[[ Records shown, beginning ]]
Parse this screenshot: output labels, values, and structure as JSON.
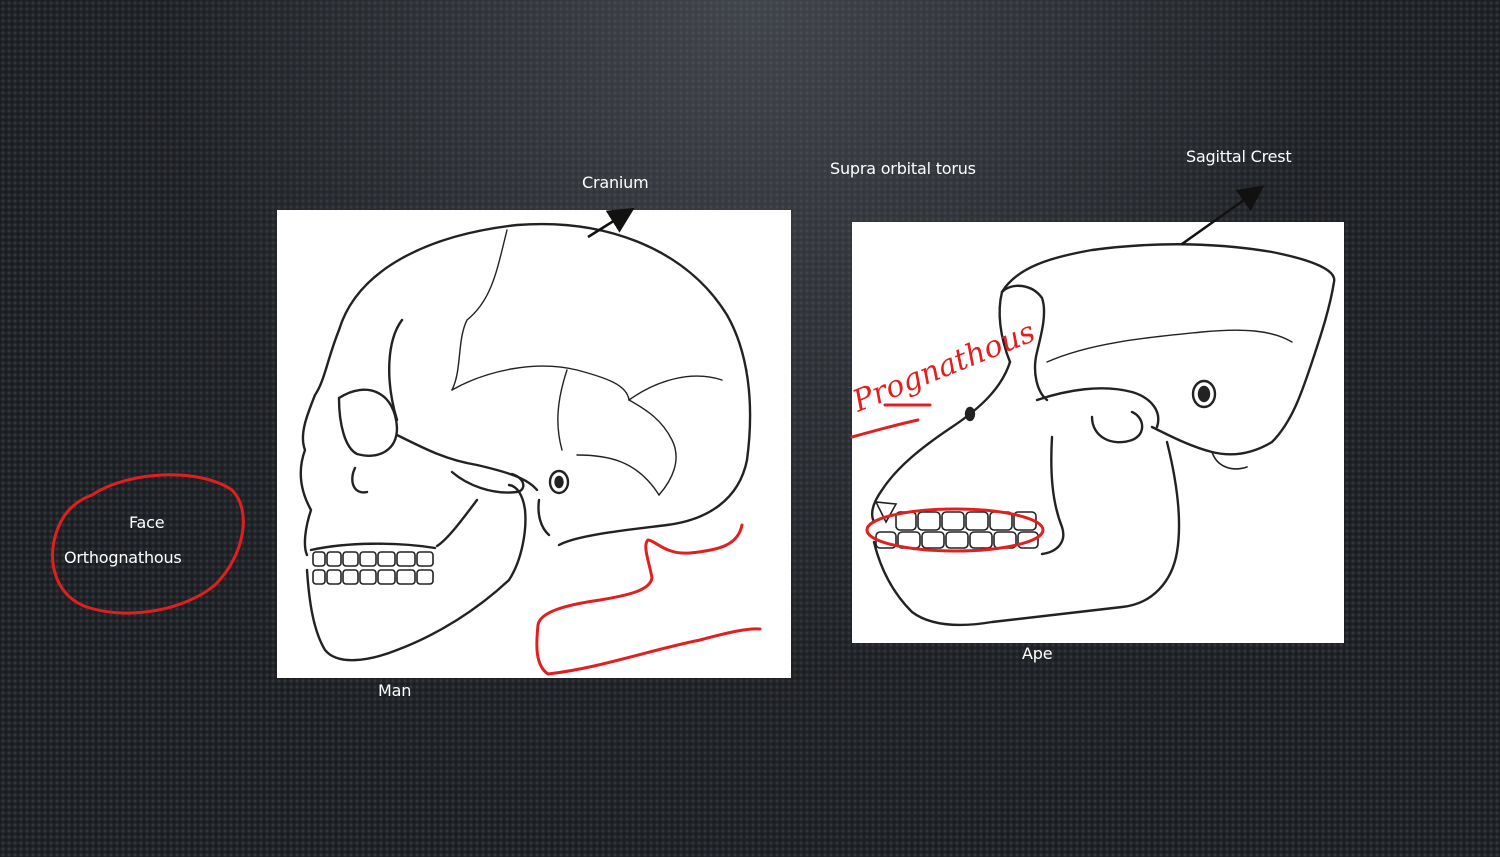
{
  "labels": {
    "cranium": "Cranium",
    "supra_orbital": "Supra orbital torus",
    "sagittal_crest": "Sagittal Crest",
    "face": "Face",
    "orthognathous": "Orthognathous",
    "man": "Man",
    "ape": "Ape"
  },
  "annotations": {
    "handwritten": "Prognathous"
  },
  "colors": {
    "ink": "#e02020",
    "line": "#222222",
    "label": "#ffffff"
  }
}
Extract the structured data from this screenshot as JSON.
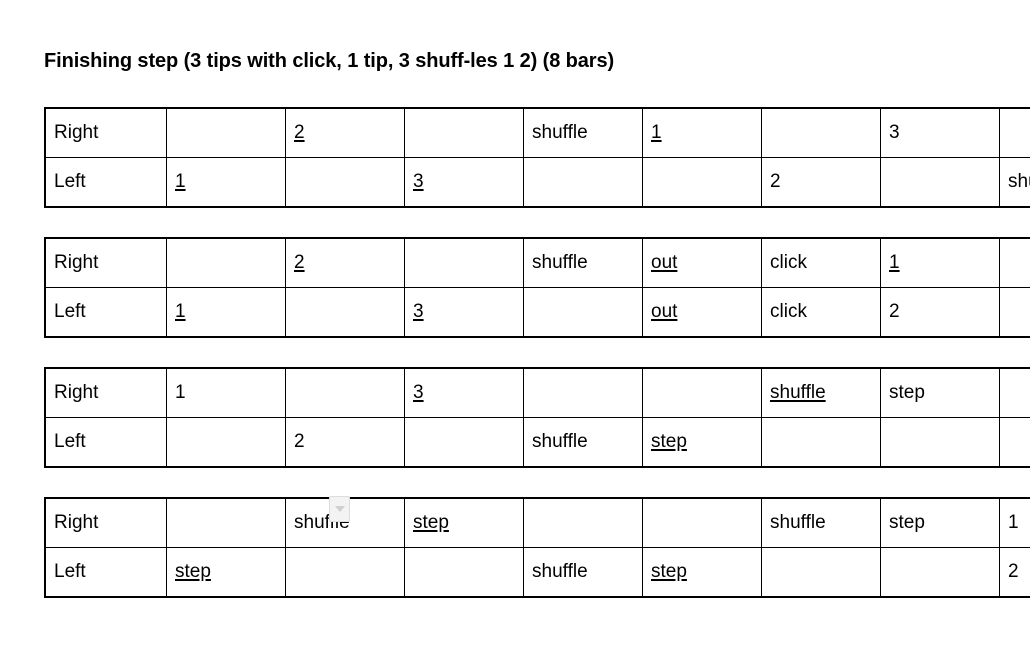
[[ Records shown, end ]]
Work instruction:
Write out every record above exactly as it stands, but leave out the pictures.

Answer to this exercise:
Parse this screenshot: output labels, values, and structure as JSON.
{
  "labels": {
    "cranium": "Cranium",
    "supra_orbital": "Supra orbital torus",
    "sagittal_crest": "Sagittal Crest",
    "face": "Face",
    "orthognathous": "Orthognathous",
    "man": "Man",
    "ape": "Ape"
  },
  "annotations": {
    "handwritten": "Prognathous"
  },
  "colors": {
    "ink": "#e02020",
    "line": "#222222",
    "label": "#ffffff"
  }
}
Extract the structured data from this screenshot as JSON.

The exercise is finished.